For American audiences, Roman Polanskis directorial abilities have largely been obscured by the ongoing legal mess he created when he was arrested in 1977 for drugging and sexually abusing then-13-year-old Samantha Geimer, and subsequently fleeing the country before the trials sentencing. Further tarnishing his image was the far lesser crime of 1999s The Ninth Gate, a shoddy return to the subject matter of his first great U.S. film, 1969s Rosemarys Baby.

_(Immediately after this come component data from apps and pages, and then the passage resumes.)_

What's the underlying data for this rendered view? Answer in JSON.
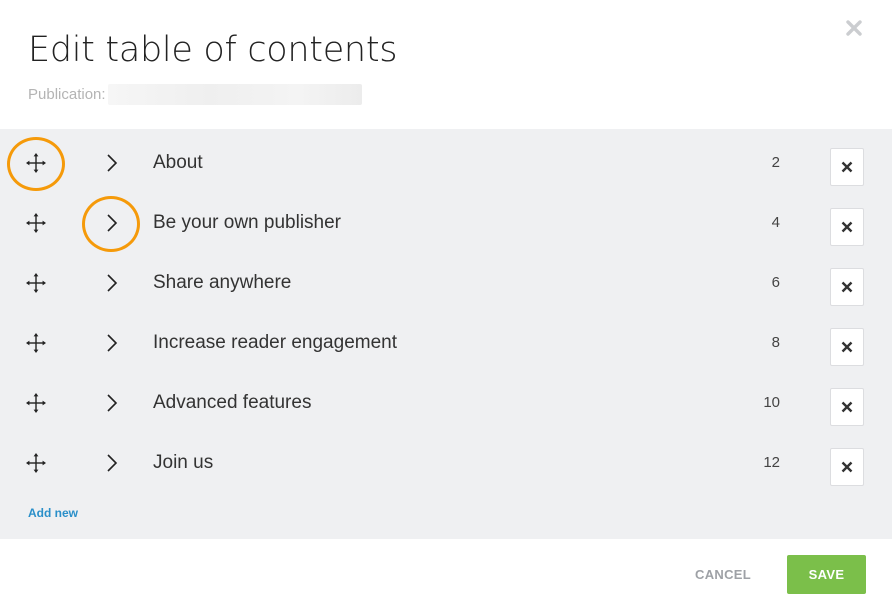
{
  "dialog": {
    "title": "Edit table of contents",
    "publication_label": "Publication:"
  },
  "toc": {
    "entries": [
      {
        "title": "About",
        "page": "2"
      },
      {
        "title": "Be your own publisher",
        "page": "4"
      },
      {
        "title": "Share anywhere",
        "page": "6"
      },
      {
        "title": "Increase reader engagement",
        "page": "8"
      },
      {
        "title": "Advanced features",
        "page": "10"
      },
      {
        "title": "Join us",
        "page": "12"
      }
    ],
    "add_new_label": "Add new"
  },
  "footer": {
    "cancel_label": "CANCEL",
    "save_label": "SAVE"
  },
  "colors": {
    "highlight_ring": "#f59a0a",
    "save_button": "#7bbf4a",
    "add_link": "#2a8fc9",
    "panel_background": "#eff0f2"
  },
  "icons": {
    "drag": "move-arrows-icon",
    "expand": "chevron-right-icon",
    "delete": "close-icon"
  }
}
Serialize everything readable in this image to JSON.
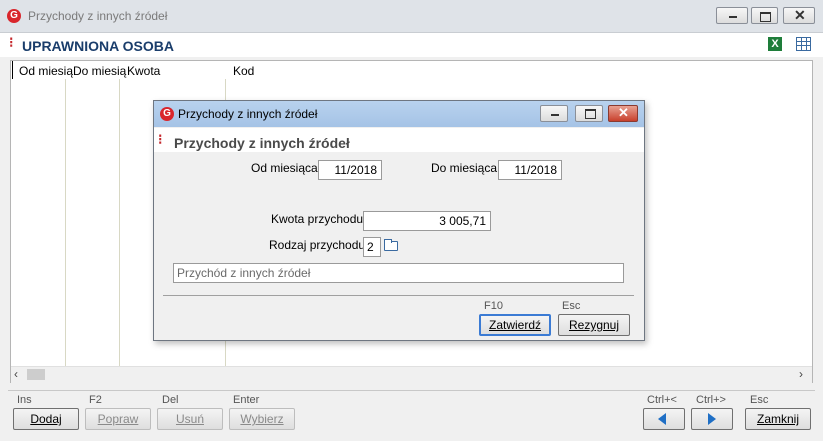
{
  "main_window": {
    "title": "Przychody z innych źródeł",
    "app_icon_letter": "G",
    "section_title": "UPRAWNIONA OSOBA",
    "columns": [
      "Od miesią",
      "Do miesią",
      "Kwota",
      "Kod"
    ]
  },
  "toolbar": {
    "buttons": [
      {
        "key": "Ins",
        "label": "Dodaj",
        "enabled": true
      },
      {
        "key": "F2",
        "label": "Popraw",
        "enabled": false
      },
      {
        "key": "Del",
        "label": "Usuń",
        "enabled": false
      },
      {
        "key": "Enter",
        "label": "Wybierz",
        "enabled": false
      }
    ],
    "nav_prev_key": "Ctrl+<",
    "nav_next_key": "Ctrl+>",
    "close_key": "Esc",
    "close_label": "Zamknij"
  },
  "dialog": {
    "title": "Przychody z innych źródeł",
    "app_icon_letter": "G",
    "header": "Przychody z innych źródeł",
    "od_miesiaca_label": "Od miesiąca",
    "od_miesiaca_value": "11/2018",
    "do_miesiaca_label": "Do miesiąca",
    "do_miesiaca_value": "11/2018",
    "kwota_label": "Kwota przychodu",
    "kwota_value": "3 005,71",
    "rodzaj_label": "Rodzaj przychodu",
    "rodzaj_value": "2",
    "description": "Przychód z innych źródeł",
    "confirm_key": "F10",
    "confirm_label": "Zatwierdź",
    "cancel_key": "Esc",
    "cancel_label": "Rezygnuj"
  },
  "colors": {
    "accent_red": "#c4272c",
    "selection_blue": "#3b7bd4",
    "nav_arrow_blue": "#1f6fc5",
    "excel_green": "#1e7d3a"
  }
}
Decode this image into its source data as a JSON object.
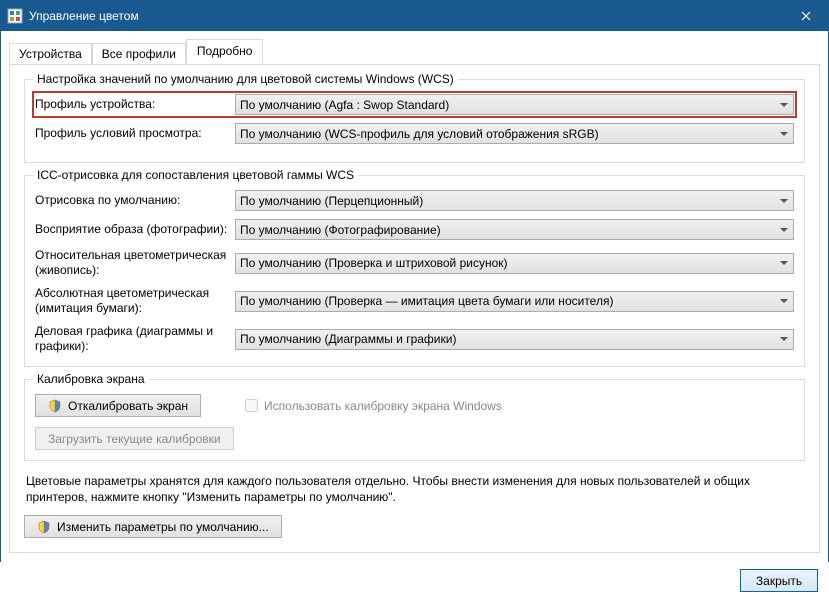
{
  "window": {
    "title": "Управление цветом"
  },
  "tabs": {
    "devices": "Устройства",
    "all_profiles": "Все профили",
    "advanced": "Подробно"
  },
  "group1": {
    "legend": "Настройка значений по умолчанию для цветовой системы Windows (WCS)",
    "device_profile_label": "Профиль устройства:",
    "device_profile_value": "По умолчанию (Agfa : Swop Standard)",
    "viewing_profile_label": "Профиль условий просмотра:",
    "viewing_profile_value": "По умолчанию (WCS-профиль для условий отображения sRGB)"
  },
  "group2": {
    "legend": "ICC-отрисовка для сопоставления цветовой гаммы WCS",
    "default_render_label": "Отрисовка по умолчанию:",
    "default_render_value": "По умолчанию (Перцепционный)",
    "perceptual_label": "Восприятие образа (фотографии):",
    "perceptual_value": "По умолчанию (Фотографирование)",
    "relative_label": "Относительная цветометрическая (живопись):",
    "relative_value": "По умолчанию (Проверка и штриховой рисунок)",
    "absolute_label": "Абсолютная цветометрическая (имитация бумаги):",
    "absolute_value": "По умолчанию (Проверка — имитация цвета бумаги или носителя)",
    "business_label": "Деловая графика (диаграммы и графики):",
    "business_value": "По умолчанию (Диаграммы и графики)"
  },
  "group3": {
    "legend": "Калибровка экрана",
    "calibrate_btn": "Откалибровать экран",
    "use_calibration_checkbox": "Использовать калибровку экрана Windows",
    "load_calibration_btn": "Загрузить текущие калибровки"
  },
  "footer": {
    "text": "Цветовые параметры хранятся для каждого пользователя отдельно. Чтобы внести изменения для новых пользователей и общих принтеров, нажмите кнопку \"Изменить параметры по умолчанию\".",
    "change_defaults_btn": "Изменить параметры по умолчанию...",
    "close_btn": "Закрыть"
  }
}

But before all of that, when he was a recent graduate of the Lodz film school in Poland, Polanski made what is possibly the single greatest directorial debut in the history of cinema: 1962s Knife in the Water. The films deeply pessimistic story of a wealthy couple that takes a young stranger on a sailing trip unfolds in sharp contrast to the breathtaking cinematography, one of the last exquisite manipulations of monochrome in cinema. The version showing this Thursday is a new high-definition transfer that re-creates the feeling of the original 35mm.
Thu., May 7, 8:30 p.m., 2009